Your Mission Statement

how do I get promoted

The next critical component for developing and demonstrating your strategic agility is the development of your mission statement. Like the vision, the scope of the mission statement is a function of your role in the organization. As a manager or Director your mission should encompass your department. As the CEO your mission is for the entire organization. Unlike the vision statement, we recommend that you involve key people on your team to help develop the mission statement. You’ll need to reserve several hours for a robust discussion since you’ll need to make choices along the way to develop a laser focus on your value proposition.

Follow these steps to complete your mission statement:

  1. Review the current state within your organization and ensure you fully understand the broader mission of the company and function. Your mission must support the organization’s mission and direction.
  2. Answer these questions:
    • Who are your customers?
    • What are your customers’ key needs?
    • How do you perform the work?
    • What do you value in the organization?
    • What are the key gaps that exist in the organization or department that you want to address and incorporate into the mission statement?
  3. Take the output of Step 2 and form your mission statement. Here are the criteria of good mission statements:
    • Mission statements are short and concise.  Usually 1-2 short sentences. The means each word is significant.
    • Your mission statement should indicate the value of your organization or department and why you exist.
    • Your mission statement should be focused and separate you from the competition. A generic mission may be able to be applied to any of your competitors and won’t distinguish you to customers.
    • Your mission statement should be energizing to your employees.
  4. Seek broad input to the mission and don’t surprise your employees. Meet with all levels of employees and get their input about your mission statement. Use the feedback to refine your mission.
  5. Communicate the mission broadly within your organization. It has to be a constant communications element for your leadership going forward.
create compelling vision statements

Best And Worst CEOs In 2013


Every year Sydney Finkelstein, professor of management at Dartmouth’s Tuck School of Business, releases his Worst CEOs and has added a list of the Best CEOs. It is very interesting to me to see what separates the best from the worst and it provides some lessons for all senior leaders.


Ron Johnson – formerly J.C. Penny. He tried to take a winning strategy from Apple and apply it to the retailer. He pushed it in spite of critics and failures. This is a classic mistake of applying a poor strategy to a company that was completely different.

Thorsten Heins – formerly Blackberry.
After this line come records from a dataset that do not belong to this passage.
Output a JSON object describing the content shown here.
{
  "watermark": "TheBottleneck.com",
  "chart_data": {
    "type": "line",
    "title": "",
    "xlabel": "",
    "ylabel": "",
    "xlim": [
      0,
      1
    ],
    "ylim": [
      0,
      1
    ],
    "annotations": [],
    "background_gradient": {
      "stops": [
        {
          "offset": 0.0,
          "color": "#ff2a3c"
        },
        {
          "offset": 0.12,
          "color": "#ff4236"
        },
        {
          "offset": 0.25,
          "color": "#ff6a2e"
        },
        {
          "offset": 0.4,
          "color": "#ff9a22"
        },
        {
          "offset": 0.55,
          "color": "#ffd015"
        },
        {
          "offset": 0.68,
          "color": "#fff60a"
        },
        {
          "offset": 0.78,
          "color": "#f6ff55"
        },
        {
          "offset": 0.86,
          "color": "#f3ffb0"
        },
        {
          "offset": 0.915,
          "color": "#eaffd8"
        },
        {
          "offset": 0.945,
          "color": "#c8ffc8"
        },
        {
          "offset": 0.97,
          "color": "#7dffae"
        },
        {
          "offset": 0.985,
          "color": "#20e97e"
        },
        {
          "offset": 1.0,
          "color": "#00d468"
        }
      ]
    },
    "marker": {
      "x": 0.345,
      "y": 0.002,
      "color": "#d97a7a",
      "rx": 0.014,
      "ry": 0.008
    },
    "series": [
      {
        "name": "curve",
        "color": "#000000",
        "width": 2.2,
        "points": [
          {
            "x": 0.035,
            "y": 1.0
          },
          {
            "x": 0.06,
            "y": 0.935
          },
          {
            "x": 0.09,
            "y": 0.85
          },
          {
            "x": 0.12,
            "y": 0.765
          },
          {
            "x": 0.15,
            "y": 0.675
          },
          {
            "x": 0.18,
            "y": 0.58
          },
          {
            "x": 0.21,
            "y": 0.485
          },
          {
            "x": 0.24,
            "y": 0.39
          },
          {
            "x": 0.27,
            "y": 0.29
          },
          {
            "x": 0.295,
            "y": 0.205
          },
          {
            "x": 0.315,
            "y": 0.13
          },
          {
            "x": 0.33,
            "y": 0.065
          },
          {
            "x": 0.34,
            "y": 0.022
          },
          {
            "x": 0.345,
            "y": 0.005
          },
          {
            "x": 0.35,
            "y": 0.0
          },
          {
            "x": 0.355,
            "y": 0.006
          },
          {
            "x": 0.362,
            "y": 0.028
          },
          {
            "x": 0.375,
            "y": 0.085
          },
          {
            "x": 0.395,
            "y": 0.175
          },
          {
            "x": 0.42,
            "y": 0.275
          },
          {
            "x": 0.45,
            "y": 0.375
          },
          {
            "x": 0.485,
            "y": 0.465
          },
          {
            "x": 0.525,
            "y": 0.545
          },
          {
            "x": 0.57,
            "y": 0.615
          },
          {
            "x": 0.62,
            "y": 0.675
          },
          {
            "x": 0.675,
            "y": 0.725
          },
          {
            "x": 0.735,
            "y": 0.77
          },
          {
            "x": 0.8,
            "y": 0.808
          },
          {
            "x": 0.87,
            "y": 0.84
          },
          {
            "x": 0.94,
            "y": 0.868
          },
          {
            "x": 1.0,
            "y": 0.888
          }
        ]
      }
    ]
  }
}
He couldn’t execute his strategy and plan and ended up moving to other phones and applications.

Eddie Lambert – Sears. He took a winning strategy from hedge funds to the retailer. It just didn’t work since he overlooked merchandising, customers, and operational excellence.

Steve Balmer – Microsoft. Under his leadership the company’s stock has declined by 35% while Apple stock has appreciated 1900%. He had the company that could change the future but going with Zune for music, Windows-based phones and Bing for search let his new competition take their marketshare.


Jeff Bezos – Amazon. His relentless pursuit of the customer, coupled with innovation, has led their stock to increase 220X since 1997.

John Idol – Michael Kors. He is a strong marketer and a great leader who practices best management approaches.

Akido Toyoda – Toyota. He is a visionary leader who has enabled the company to retake the #1 position as automaker.

Successful CEOs create winning strategies for their particular markets that work in their companies. Executives who fail take strategies from previous companies and try and apply them to a new company. This losing strategy inevitably flops because the leader fails to take input from the external market and internally when their direction goes awry. I don’t understand why Boards of Directors continually hire CEOs with a questionable track record and allow them to try again to be successful. It just goes to show how there is a dearth of great leaders to run our complex global companies.